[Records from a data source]
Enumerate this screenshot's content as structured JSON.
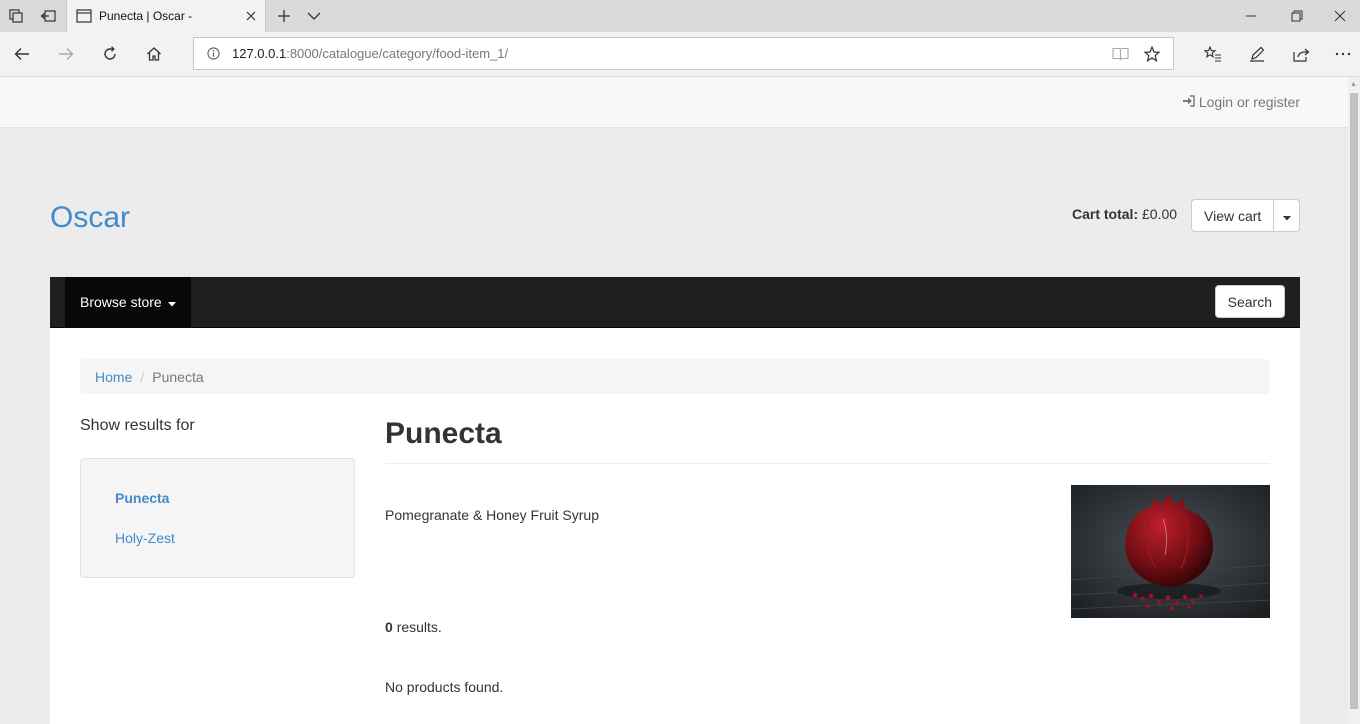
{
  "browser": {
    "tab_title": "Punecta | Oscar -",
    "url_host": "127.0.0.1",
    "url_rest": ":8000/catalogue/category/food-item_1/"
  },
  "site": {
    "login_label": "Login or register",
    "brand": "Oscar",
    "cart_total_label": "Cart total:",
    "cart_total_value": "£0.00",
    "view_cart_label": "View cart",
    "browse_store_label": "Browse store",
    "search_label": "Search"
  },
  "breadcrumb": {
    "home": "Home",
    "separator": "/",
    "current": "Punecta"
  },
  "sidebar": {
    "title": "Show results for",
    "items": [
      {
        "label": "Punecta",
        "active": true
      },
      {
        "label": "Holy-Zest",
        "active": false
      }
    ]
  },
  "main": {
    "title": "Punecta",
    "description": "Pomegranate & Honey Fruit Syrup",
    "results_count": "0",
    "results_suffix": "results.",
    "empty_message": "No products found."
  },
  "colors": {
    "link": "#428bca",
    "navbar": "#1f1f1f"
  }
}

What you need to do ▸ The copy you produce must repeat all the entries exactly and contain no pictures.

Exercise solution ▸
Enumerate this screenshot's content as structured JSON.
{
  "browser": {
    "tab_title": "Punecta | Oscar -",
    "url_host": "127.0.0.1",
    "url_rest": ":8000/catalogue/category/food-item_1/"
  },
  "site": {
    "login_label": "Login or register",
    "brand": "Oscar",
    "cart_total_label": "Cart total:",
    "cart_total_value": "£0.00",
    "view_cart_label": "View cart",
    "browse_store_label": "Browse store",
    "search_label": "Search"
  },
  "breadcrumb": {
    "home": "Home",
    "separator": "/",
    "current": "Punecta"
  },
  "sidebar": {
    "title": "Show results for",
    "items": [
      {
        "label": "Punecta",
        "active": true
      },
      {
        "label": "Holy-Zest",
        "active": false
      }
    ]
  },
  "main": {
    "title": "Punecta",
    "description": "Pomegranate & Honey Fruit Syrup",
    "results_count": "0",
    "results_suffix": "results.",
    "empty_message": "No products found."
  },
  "colors": {
    "link": "#428bca",
    "navbar": "#1f1f1f"
  }
}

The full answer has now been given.